Problem description - Repeat each entry as written, dropping any picture you find.

Component data from apps and pages -
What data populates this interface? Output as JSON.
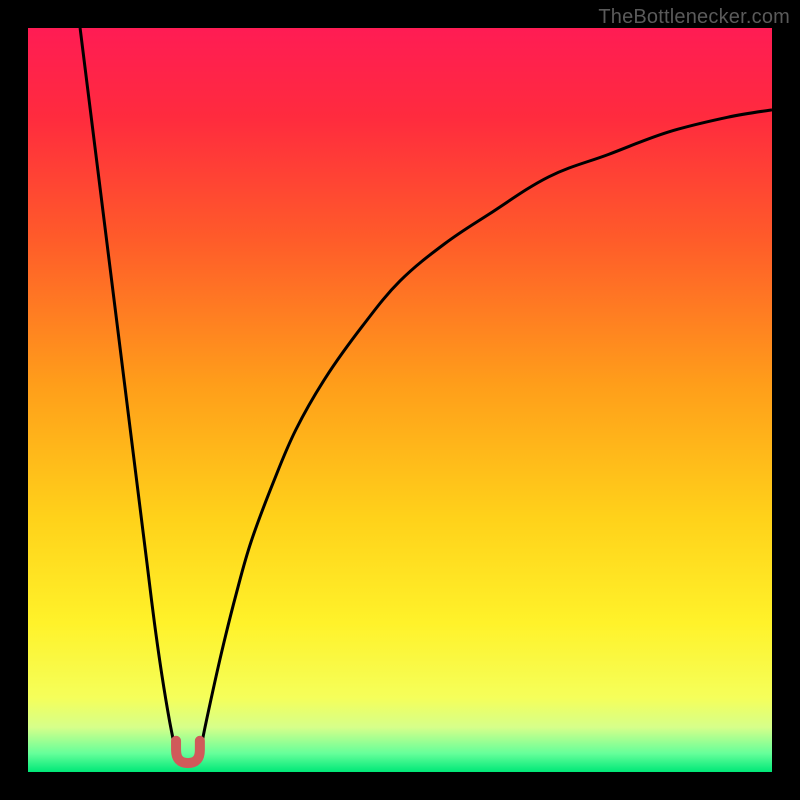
{
  "watermark": "TheBottlenecker.com",
  "colors": {
    "frame": "#000000",
    "gradient_stops": [
      {
        "offset": 0.0,
        "color": "#ff1c54"
      },
      {
        "offset": 0.12,
        "color": "#ff2b3e"
      },
      {
        "offset": 0.28,
        "color": "#ff5a2a"
      },
      {
        "offset": 0.48,
        "color": "#ff9e1a"
      },
      {
        "offset": 0.66,
        "color": "#ffd21a"
      },
      {
        "offset": 0.8,
        "color": "#fff22a"
      },
      {
        "offset": 0.9,
        "color": "#f5ff5a"
      },
      {
        "offset": 0.94,
        "color": "#d6ff8a"
      },
      {
        "offset": 0.975,
        "color": "#66ff9a"
      },
      {
        "offset": 1.0,
        "color": "#00e878"
      }
    ],
    "curve": "#000000",
    "marker_fill": "#d05a5a",
    "marker_stroke": "#b84a4a"
  },
  "chart_data": {
    "type": "line",
    "title": "",
    "xlabel": "",
    "ylabel": "",
    "xlim": [
      0,
      100
    ],
    "ylim": [
      0,
      100
    ],
    "grid": false,
    "legend": false,
    "series": [
      {
        "name": "left-branch",
        "x": [
          7,
          8,
          9,
          10,
          11,
          12,
          13,
          14,
          15,
          16,
          17,
          18,
          19,
          20
        ],
        "y": [
          100,
          92,
          84,
          76,
          68,
          60,
          52,
          44,
          36,
          28,
          20,
          13,
          7,
          2
        ]
      },
      {
        "name": "right-branch",
        "x": [
          23,
          24,
          26,
          28,
          30,
          33,
          36,
          40,
          45,
          50,
          56,
          62,
          70,
          78,
          86,
          94,
          100
        ],
        "y": [
          2,
          7,
          16,
          24,
          31,
          39,
          46,
          53,
          60,
          66,
          71,
          75,
          80,
          83,
          86,
          88,
          89
        ]
      }
    ],
    "marker": {
      "x_center": 21.5,
      "x_halfwidth": 1.6,
      "y_bottom": 1.2,
      "y_top": 4.2
    }
  }
}
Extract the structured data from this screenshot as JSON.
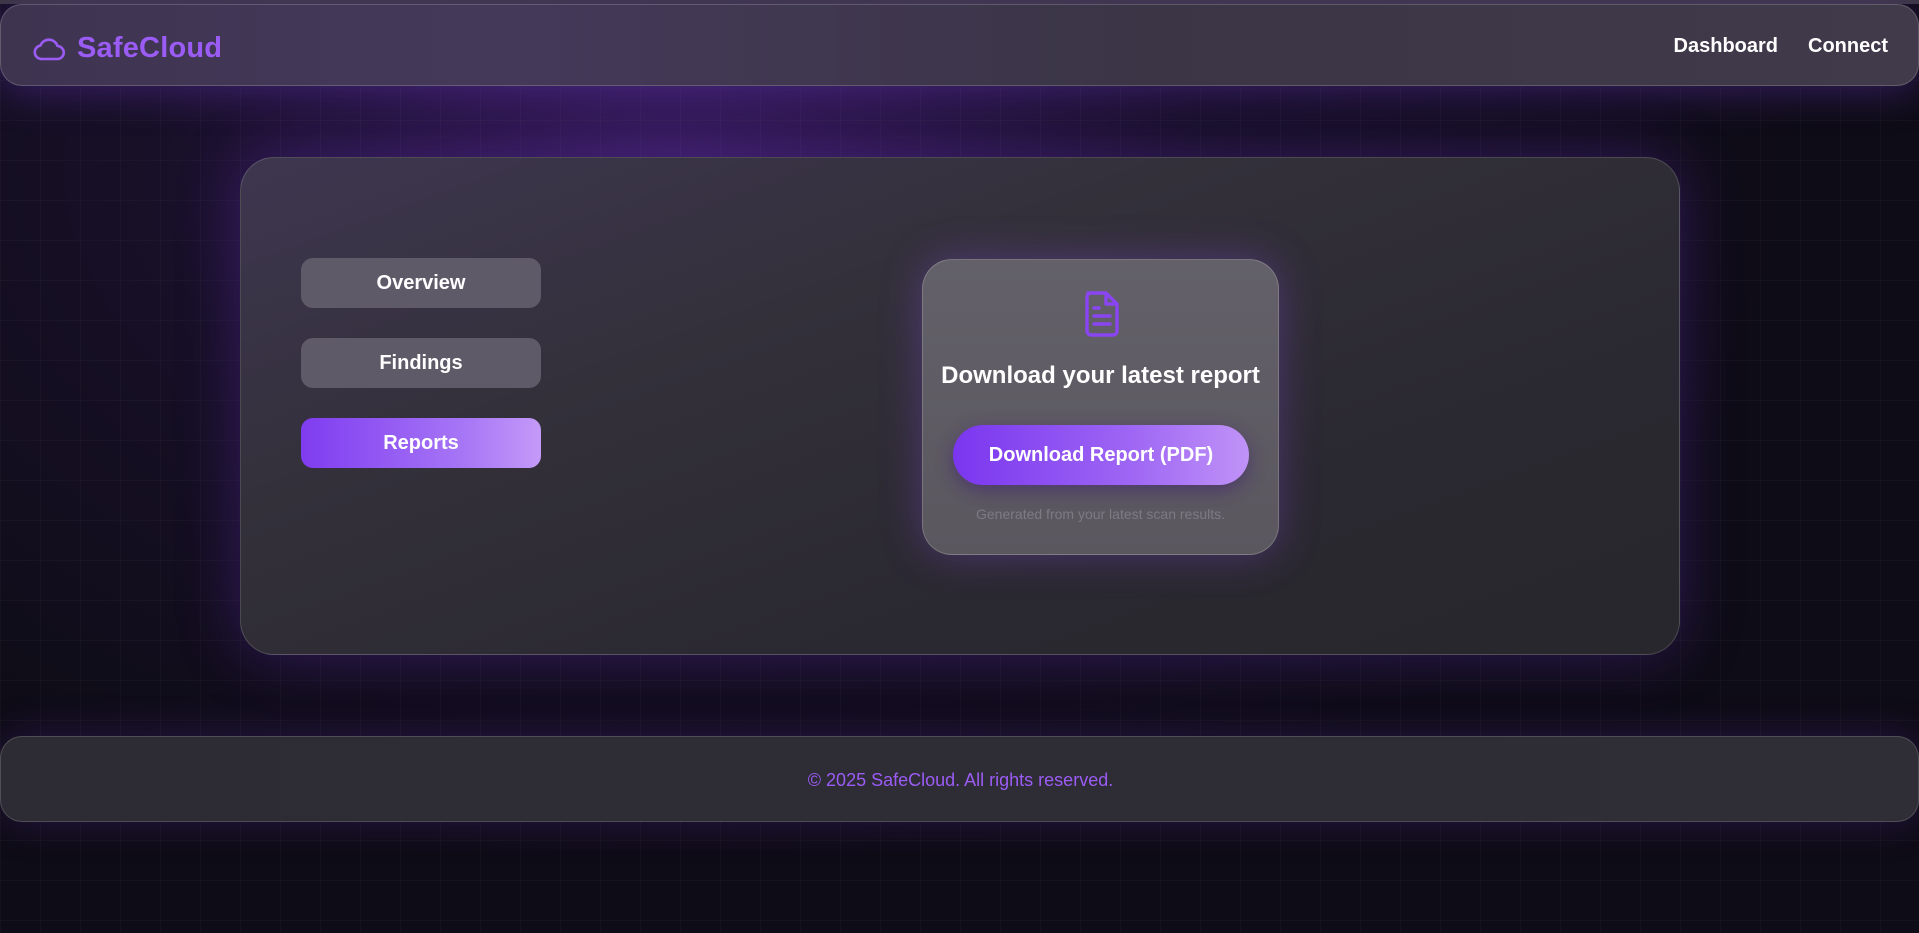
{
  "brand": {
    "name": "SafeCloud",
    "icon": "cloud-icon",
    "color": "#9b5cf5"
  },
  "nav": {
    "links": [
      {
        "label": "Dashboard"
      },
      {
        "label": "Connect"
      }
    ]
  },
  "sidebar": {
    "tabs": [
      {
        "label": "Overview",
        "active": false
      },
      {
        "label": "Findings",
        "active": false
      },
      {
        "label": "Reports",
        "active": true
      }
    ]
  },
  "report": {
    "icon": "document-icon",
    "title": "Download your latest report",
    "button_label": "Download Report (PDF)",
    "note": "Generated from your latest scan results."
  },
  "footer": {
    "text": "© 2025 SafeCloud. All rights reserved."
  },
  "colors": {
    "accent": "#7f3cf0",
    "accent_light": "#c49af8",
    "background": "#0e0c16"
  }
}
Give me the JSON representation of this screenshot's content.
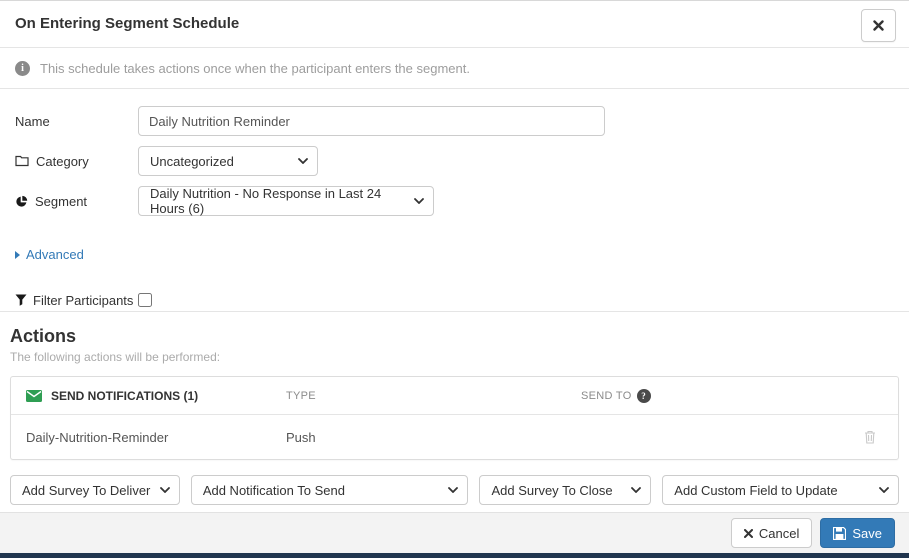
{
  "modal": {
    "title": "On Entering Segment Schedule",
    "info_text": "This schedule takes actions once when the participant enters the segment.",
    "form": {
      "name_label": "Name",
      "name_value": "Daily Nutrition Reminder",
      "category_label": "Category",
      "category_value": "Uncategorized",
      "segment_label": "Segment",
      "segment_value": "Daily Nutrition - No Response in Last 24 Hours (6)",
      "advanced_label": "Advanced",
      "filter_label": "Filter Participants"
    },
    "actions": {
      "heading": "Actions",
      "subheading": "The following actions will be performed:",
      "table": {
        "columns": [
          "SEND NOTIFICATIONS (1)",
          "TYPE",
          "SEND TO"
        ],
        "rows": [
          {
            "name": "Daily-Nutrition-Reminder",
            "type": "Push",
            "send_to": ""
          }
        ]
      },
      "add_dropdowns": [
        "Add Survey To Deliver",
        "Add Notification To Send",
        "Add Survey To Close",
        "Add Custom Field to Update"
      ]
    },
    "footer": {
      "cancel_label": "Cancel",
      "save_label": "Save"
    }
  },
  "icons": {
    "info_glyph": "i",
    "question_glyph": "?"
  },
  "colors": {
    "primary_blue": "#337ab7",
    "envelope_green": "#2f9e53",
    "bottom_bar_navy": "#20354e"
  }
}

Answer box -
What data populates this interface? Output as JSON.
{
  "watermark": "TheBottlenecker.com",
  "colors": {
    "frame": "#000000",
    "gradient_stops": [
      {
        "offset": 0.0,
        "color": "#ff1c54"
      },
      {
        "offset": 0.12,
        "color": "#ff2b3e"
      },
      {
        "offset": 0.28,
        "color": "#ff5a2a"
      },
      {
        "offset": 0.48,
        "color": "#ff9e1a"
      },
      {
        "offset": 0.66,
        "color": "#ffd21a"
      },
      {
        "offset": 0.8,
        "color": "#fff22a"
      },
      {
        "offset": 0.9,
        "color": "#f5ff5a"
      },
      {
        "offset": 0.94,
        "color": "#d6ff8a"
      },
      {
        "offset": 0.975,
        "color": "#66ff9a"
      },
      {
        "offset": 1.0,
        "color": "#00e878"
      }
    ],
    "curve": "#000000",
    "marker_fill": "#d05a5a",
    "marker_stroke": "#b84a4a"
  },
  "chart_data": {
    "type": "line",
    "title": "",
    "xlabel": "",
    "ylabel": "",
    "xlim": [
      0,
      100
    ],
    "ylim": [
      0,
      100
    ],
    "grid": false,
    "legend": false,
    "series": [
      {
        "name": "left-branch",
        "x": [
          7,
          8,
          9,
          10,
          11,
          12,
          13,
          14,
          15,
          16,
          17,
          18,
          19,
          20
        ],
        "y": [
          100,
          92,
          84,
          76,
          68,
          60,
          52,
          44,
          36,
          28,
          20,
          13,
          7,
          2
        ]
      },
      {
        "name": "right-branch",
        "x": [
          23,
          24,
          26,
          28,
          30,
          33,
          36,
          40,
          45,
          50,
          56,
          62,
          70,
          78,
          86,
          94,
          100
        ],
        "y": [
          2,
          7,
          16,
          24,
          31,
          39,
          46,
          53,
          60,
          66,
          71,
          75,
          80,
          83,
          86,
          88,
          89
        ]
      }
    ],
    "marker": {
      "x_center": 21.5,
      "x_halfwidth": 1.6,
      "y_bottom": 1.2,
      "y_top": 4.2
    }
  }
}
Extract the structured data from this screenshot as JSON.
{
  "brand": {
    "name": "SafeCloud",
    "icon": "cloud-icon",
    "color": "#9b5cf5"
  },
  "nav": {
    "links": [
      {
        "label": "Dashboard"
      },
      {
        "label": "Connect"
      }
    ]
  },
  "sidebar": {
    "tabs": [
      {
        "label": "Overview",
        "active": false
      },
      {
        "label": "Findings",
        "active": false
      },
      {
        "label": "Reports",
        "active": true
      }
    ]
  },
  "report": {
    "icon": "document-icon",
    "title": "Download your latest report",
    "button_label": "Download Report (PDF)",
    "note": "Generated from your latest scan results."
  },
  "footer": {
    "text": "© 2025 SafeCloud. All rights reserved."
  },
  "colors": {
    "accent": "#7f3cf0",
    "accent_light": "#c49af8",
    "background": "#0e0c16"
  }
}
Give me the JSON representation of this screenshot's content.
{
  "modal": {
    "title": "On Entering Segment Schedule",
    "info_text": "This schedule takes actions once when the participant enters the segment.",
    "form": {
      "name_label": "Name",
      "name_value": "Daily Nutrition Reminder",
      "category_label": "Category",
      "category_value": "Uncategorized",
      "segment_label": "Segment",
      "segment_value": "Daily Nutrition - No Response in Last 24 Hours (6)",
      "advanced_label": "Advanced",
      "filter_label": "Filter Participants"
    },
    "actions": {
      "heading": "Actions",
      "subheading": "The following actions will be performed:",
      "table": {
        "columns": [
          "SEND NOTIFICATIONS (1)",
          "TYPE",
          "SEND TO"
        ],
        "rows": [
          {
            "name": "Daily-Nutrition-Reminder",
            "type": "Push",
            "send_to": ""
          }
        ]
      },
      "add_dropdowns": [
        "Add Survey To Deliver",
        "Add Notification To Send",
        "Add Survey To Close",
        "Add Custom Field to Update"
      ]
    },
    "footer": {
      "cancel_label": "Cancel",
      "save_label": "Save"
    }
  },
  "icons": {
    "info_glyph": "i",
    "question_glyph": "?"
  },
  "colors": {
    "primary_blue": "#337ab7",
    "envelope_green": "#2f9e53",
    "bottom_bar_navy": "#20354e"
  }
}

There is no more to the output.